I stole this one from Martin Rooney. During his presentation at this year’s Perform Better Summit, Coach Rooney put up a picture of himself in high school at a track meet with a medal that he’d just won for javelin. He’s standing next to a man with his arm around his shoulders and Coach Rooney starts talking about that meet being a huge meet for him, and that day being one of the best of his life at that point. And, he didn’t want a picture with his Dad that day, or his Mom, or his teammates – he wanted a picture with his coach. And this was back in the day when a picture meant a little more, because you only had 24 on the roll and you had to take your film to a store to be developed. Coach Rooney then asked everyone in the audience how many of their athletes or clients ever want to take a picture with them. He said that he knows a coach is building relationships when he sees an athlete asking their mom to take a picture together with them.
Over the summer, a friend sent me an ESPN article about Paul Longo, the new strength and conditioning coach at Notre Dame. The article’s main focus is the increased importance and compensation of Division 1 head strength and conditioning coaches, particularly at prominent football schools (read the entire article here). But the author also slipped in a subtle reference to Coach Longo’s thoughts on building relationships;
‘That’s why I’ve been in it this long,’ Longo said. ‘The relationships are what keeps you going. Sometimes you’re the heavy, sometimes you’re the go-between. But it’s a great thing to be a mentor.’
This point is hammered home when you find out that Coach Longo was the best man in the wedding of one of his players. Clearly the two of them had a special relationship, and while it might be difficult to replicate that on a big scale, this is just another indicator of how great coaches can make a significant impact in the lives of their athletes.
Whether it birthdays, pictures, or weddings, you’ll know that you’re creating connections when your athletes want you to be involved in their special moments.

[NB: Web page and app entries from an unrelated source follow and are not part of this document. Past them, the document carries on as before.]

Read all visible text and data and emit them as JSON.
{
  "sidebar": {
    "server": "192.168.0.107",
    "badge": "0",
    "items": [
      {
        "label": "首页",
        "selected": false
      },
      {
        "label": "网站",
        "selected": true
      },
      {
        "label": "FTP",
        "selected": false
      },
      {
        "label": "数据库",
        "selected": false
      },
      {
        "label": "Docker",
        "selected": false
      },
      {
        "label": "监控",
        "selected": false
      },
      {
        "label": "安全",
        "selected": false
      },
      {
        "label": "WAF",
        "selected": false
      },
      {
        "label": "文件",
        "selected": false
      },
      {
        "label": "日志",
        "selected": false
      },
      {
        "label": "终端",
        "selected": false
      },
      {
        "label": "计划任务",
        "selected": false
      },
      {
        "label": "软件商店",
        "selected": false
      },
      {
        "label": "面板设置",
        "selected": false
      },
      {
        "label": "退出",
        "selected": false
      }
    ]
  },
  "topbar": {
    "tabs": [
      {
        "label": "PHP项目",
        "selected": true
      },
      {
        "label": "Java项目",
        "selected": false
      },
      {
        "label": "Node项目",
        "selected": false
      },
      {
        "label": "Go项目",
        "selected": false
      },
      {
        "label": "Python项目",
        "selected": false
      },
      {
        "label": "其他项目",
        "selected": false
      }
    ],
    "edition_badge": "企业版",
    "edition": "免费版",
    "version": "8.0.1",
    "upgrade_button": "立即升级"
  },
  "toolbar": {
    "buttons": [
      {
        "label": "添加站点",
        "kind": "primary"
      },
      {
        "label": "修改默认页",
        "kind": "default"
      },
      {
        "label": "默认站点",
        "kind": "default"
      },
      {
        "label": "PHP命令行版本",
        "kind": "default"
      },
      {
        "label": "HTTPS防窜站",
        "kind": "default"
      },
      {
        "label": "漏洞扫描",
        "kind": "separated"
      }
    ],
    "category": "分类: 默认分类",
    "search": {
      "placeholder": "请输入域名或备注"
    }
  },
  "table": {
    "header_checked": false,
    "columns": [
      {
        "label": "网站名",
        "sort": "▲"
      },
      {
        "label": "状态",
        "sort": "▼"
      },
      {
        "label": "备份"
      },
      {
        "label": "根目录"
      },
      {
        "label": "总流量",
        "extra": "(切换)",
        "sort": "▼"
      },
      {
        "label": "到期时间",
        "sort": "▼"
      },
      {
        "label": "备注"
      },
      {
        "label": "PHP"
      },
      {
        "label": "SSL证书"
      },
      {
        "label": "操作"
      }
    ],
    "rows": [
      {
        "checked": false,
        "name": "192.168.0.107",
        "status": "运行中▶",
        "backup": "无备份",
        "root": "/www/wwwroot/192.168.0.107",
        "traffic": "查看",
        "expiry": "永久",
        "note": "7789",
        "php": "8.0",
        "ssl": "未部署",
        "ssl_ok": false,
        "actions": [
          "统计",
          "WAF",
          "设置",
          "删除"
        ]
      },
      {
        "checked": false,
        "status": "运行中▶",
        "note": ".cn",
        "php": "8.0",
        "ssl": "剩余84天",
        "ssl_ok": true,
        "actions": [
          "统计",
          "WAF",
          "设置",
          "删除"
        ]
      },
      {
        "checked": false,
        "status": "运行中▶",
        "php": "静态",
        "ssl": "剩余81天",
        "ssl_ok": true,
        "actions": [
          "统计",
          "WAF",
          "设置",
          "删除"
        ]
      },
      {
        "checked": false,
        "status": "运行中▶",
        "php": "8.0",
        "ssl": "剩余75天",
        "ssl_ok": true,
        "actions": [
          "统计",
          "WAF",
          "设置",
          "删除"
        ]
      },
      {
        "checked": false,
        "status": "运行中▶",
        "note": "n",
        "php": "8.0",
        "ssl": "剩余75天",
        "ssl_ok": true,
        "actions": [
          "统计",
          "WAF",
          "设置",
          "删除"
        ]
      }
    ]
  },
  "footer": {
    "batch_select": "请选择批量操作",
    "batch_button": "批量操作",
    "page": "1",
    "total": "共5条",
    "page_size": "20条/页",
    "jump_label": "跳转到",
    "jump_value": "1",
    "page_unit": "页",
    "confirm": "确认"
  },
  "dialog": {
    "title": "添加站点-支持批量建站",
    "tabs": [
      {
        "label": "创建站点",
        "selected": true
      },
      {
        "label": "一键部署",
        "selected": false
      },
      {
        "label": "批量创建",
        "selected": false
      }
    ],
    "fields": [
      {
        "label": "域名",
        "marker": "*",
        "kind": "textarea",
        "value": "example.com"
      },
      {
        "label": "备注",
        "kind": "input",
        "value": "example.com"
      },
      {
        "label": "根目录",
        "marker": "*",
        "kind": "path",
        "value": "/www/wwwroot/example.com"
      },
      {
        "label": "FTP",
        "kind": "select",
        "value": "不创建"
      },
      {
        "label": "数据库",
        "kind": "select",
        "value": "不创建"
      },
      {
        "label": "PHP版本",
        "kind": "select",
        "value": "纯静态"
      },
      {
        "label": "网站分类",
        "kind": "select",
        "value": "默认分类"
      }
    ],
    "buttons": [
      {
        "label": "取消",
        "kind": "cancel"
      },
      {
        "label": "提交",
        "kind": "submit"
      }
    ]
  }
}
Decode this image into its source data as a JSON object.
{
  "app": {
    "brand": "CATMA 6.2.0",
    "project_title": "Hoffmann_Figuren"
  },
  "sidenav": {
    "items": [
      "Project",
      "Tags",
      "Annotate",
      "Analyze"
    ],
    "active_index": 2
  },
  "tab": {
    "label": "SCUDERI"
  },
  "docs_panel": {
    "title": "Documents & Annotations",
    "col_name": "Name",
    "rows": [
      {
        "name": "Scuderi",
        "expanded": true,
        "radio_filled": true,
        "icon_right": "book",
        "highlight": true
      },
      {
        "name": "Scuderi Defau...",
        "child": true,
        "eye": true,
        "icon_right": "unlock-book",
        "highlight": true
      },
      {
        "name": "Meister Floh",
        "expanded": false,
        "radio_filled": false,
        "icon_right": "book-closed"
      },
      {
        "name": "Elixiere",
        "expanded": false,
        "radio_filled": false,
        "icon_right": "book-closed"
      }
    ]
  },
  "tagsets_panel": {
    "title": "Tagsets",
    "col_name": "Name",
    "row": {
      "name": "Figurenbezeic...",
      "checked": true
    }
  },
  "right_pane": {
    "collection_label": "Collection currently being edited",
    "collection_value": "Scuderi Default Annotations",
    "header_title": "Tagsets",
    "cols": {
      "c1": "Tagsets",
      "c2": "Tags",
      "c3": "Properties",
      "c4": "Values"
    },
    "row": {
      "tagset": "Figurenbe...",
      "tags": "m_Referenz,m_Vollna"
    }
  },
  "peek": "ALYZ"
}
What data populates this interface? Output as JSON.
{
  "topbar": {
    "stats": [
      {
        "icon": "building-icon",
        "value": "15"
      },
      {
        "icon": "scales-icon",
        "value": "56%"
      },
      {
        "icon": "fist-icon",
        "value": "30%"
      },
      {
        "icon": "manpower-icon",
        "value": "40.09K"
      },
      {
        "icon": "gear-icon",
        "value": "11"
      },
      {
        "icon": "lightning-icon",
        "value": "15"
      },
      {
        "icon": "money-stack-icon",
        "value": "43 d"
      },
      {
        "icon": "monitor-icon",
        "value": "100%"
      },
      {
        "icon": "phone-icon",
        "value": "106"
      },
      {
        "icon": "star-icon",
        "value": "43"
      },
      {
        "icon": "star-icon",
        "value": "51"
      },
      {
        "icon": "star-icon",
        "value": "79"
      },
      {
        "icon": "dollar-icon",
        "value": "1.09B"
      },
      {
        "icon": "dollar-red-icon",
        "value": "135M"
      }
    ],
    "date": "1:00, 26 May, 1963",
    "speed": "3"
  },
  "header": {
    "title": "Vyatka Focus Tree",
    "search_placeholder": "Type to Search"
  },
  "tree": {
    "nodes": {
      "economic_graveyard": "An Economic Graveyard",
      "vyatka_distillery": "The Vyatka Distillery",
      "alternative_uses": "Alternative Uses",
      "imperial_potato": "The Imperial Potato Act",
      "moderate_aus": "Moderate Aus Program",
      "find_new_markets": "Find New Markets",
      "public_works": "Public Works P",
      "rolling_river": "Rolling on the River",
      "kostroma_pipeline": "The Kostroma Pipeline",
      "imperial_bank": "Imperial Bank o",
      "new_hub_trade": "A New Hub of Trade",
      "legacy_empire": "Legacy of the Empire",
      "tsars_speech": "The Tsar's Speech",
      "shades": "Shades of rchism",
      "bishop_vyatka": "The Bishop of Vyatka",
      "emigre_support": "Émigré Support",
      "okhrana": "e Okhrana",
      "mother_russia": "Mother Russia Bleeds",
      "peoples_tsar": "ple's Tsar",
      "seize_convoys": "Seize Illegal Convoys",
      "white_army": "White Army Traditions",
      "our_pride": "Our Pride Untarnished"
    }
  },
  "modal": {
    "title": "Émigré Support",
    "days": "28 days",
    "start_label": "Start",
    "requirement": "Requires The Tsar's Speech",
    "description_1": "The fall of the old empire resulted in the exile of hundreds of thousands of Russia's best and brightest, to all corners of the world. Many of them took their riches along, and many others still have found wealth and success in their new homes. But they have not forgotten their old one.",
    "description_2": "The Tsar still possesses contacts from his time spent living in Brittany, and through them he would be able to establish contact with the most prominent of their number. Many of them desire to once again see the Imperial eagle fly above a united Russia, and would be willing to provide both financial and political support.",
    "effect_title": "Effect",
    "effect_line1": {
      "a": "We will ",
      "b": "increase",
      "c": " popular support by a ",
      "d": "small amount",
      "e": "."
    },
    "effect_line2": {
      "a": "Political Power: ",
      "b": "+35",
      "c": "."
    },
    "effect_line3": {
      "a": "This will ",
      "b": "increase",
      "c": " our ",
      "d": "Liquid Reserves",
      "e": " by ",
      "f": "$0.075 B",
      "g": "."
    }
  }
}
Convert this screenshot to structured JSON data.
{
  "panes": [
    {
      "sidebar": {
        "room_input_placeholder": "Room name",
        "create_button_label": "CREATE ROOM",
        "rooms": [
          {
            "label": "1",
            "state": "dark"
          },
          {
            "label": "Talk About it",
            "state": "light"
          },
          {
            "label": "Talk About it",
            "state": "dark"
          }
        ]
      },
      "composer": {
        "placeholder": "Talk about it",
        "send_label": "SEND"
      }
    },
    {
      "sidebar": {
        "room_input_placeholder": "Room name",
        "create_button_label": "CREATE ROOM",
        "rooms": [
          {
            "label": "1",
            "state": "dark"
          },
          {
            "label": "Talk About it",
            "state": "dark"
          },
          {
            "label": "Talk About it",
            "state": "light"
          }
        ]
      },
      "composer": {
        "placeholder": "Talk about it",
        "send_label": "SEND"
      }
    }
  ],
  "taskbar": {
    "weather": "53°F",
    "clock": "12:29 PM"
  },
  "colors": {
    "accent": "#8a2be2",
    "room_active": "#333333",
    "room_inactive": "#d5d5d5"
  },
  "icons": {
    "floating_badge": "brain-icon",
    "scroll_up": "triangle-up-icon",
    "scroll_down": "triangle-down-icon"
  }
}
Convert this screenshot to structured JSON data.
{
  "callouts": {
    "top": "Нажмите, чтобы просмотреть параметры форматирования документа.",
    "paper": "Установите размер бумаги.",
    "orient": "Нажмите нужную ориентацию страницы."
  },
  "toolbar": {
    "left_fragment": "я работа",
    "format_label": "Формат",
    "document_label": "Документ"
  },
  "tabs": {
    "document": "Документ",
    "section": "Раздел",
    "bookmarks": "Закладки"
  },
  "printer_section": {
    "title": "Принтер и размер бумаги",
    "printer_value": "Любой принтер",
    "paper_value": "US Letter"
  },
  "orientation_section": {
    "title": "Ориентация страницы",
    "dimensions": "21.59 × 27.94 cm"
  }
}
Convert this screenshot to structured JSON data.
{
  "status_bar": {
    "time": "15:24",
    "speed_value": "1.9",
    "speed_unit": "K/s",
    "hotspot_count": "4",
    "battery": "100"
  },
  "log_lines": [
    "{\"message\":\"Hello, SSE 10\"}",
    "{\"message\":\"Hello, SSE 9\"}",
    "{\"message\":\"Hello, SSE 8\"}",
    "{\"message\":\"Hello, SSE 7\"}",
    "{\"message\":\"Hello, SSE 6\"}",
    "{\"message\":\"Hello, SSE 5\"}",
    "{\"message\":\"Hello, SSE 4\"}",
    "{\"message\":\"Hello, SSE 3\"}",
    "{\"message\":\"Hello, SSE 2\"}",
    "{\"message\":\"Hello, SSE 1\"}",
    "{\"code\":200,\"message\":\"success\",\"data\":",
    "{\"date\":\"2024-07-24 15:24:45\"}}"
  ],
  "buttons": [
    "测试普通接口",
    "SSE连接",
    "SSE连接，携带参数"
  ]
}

If you can think of other ways to put coach – athlete relationships skills to the test, add them in the comments below.
– Coach Hall